The park road seen here was relocated away from the creek (out of image to the left). The grove of saplings was planted with the intention that the tree roots will slow erosion along the streambank.

A short distance away, a small grove of saplings has already been planted to shore up the ground against future erosion.

Planning and design work on the latest section begin this fall. Latham expects construction to start next summer. Governor Bebb is expected to remain open during the work.

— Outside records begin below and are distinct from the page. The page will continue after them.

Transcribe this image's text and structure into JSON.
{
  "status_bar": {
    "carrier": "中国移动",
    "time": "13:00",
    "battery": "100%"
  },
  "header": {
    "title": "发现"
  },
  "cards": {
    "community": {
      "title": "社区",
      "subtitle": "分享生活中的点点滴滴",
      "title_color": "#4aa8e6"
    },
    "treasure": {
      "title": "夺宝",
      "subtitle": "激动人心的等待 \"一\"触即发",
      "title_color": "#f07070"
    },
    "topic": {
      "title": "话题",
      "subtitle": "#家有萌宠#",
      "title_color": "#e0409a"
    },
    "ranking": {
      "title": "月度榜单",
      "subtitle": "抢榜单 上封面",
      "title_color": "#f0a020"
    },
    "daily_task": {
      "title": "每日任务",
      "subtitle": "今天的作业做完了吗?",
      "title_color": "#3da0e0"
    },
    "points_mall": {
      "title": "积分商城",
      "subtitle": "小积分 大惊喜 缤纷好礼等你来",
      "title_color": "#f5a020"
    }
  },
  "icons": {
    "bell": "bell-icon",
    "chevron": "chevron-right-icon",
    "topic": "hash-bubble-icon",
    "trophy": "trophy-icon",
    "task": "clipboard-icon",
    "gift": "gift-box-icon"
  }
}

Tana Weingartner earned a bachelor's degree in communication from the University of Cincinnati and a master's degree in mass communication from Miami University. Prior to joining Cincinnati Public Radio, she served as news and public affairs producer with WMUB-FM. Ms. Weingartner has earned numerous awards for her reporting, including several Best Reporter awards from the Associated Press and the Ohio Society of Professional Journalists, and a regional Murrow Award. She enjoys snow skiing, soccer and dogs.